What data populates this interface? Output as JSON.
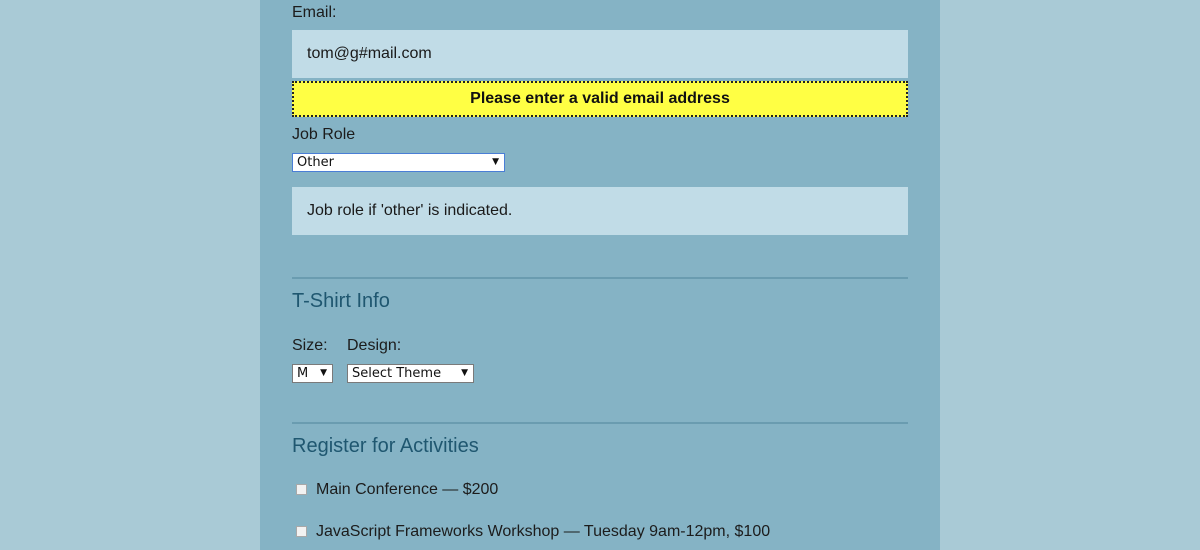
{
  "email": {
    "label": "Email:",
    "value": "tom@g#mail.com",
    "error": "Please enter a valid email address"
  },
  "job_role": {
    "label": "Job Role",
    "selected": "Other",
    "other_placeholder": "Job role if 'other' is indicated."
  },
  "tshirt": {
    "title": "T-Shirt Info",
    "size_label": "Size:",
    "size_selected": "M",
    "design_label": "Design:",
    "design_selected": "Select Theme"
  },
  "activities": {
    "title": "Register for Activities",
    "items": [
      {
        "label": "Main Conference — $200",
        "checked": false
      },
      {
        "label": "JavaScript Frameworks Workshop — Tuesday 9am-12pm, $100",
        "checked": false
      }
    ]
  }
}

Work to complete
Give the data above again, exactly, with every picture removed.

Exercise solution
What data populates this interface? Output as JSON.
{
  "email": {
    "label": "Email:",
    "value": "tom@g#mail.com",
    "error": "Please enter a valid email address"
  },
  "job_role": {
    "label": "Job Role",
    "selected": "Other",
    "other_placeholder": "Job role if 'other' is indicated."
  },
  "tshirt": {
    "title": "T-Shirt Info",
    "size_label": "Size:",
    "size_selected": "M",
    "design_label": "Design:",
    "design_selected": "Select Theme"
  },
  "activities": {
    "title": "Register for Activities",
    "items": [
      {
        "label": "Main Conference — $200",
        "checked": false
      },
      {
        "label": "JavaScript Frameworks Workshop — Tuesday 9am-12pm, $100",
        "checked": false
      }
    ]
  }
}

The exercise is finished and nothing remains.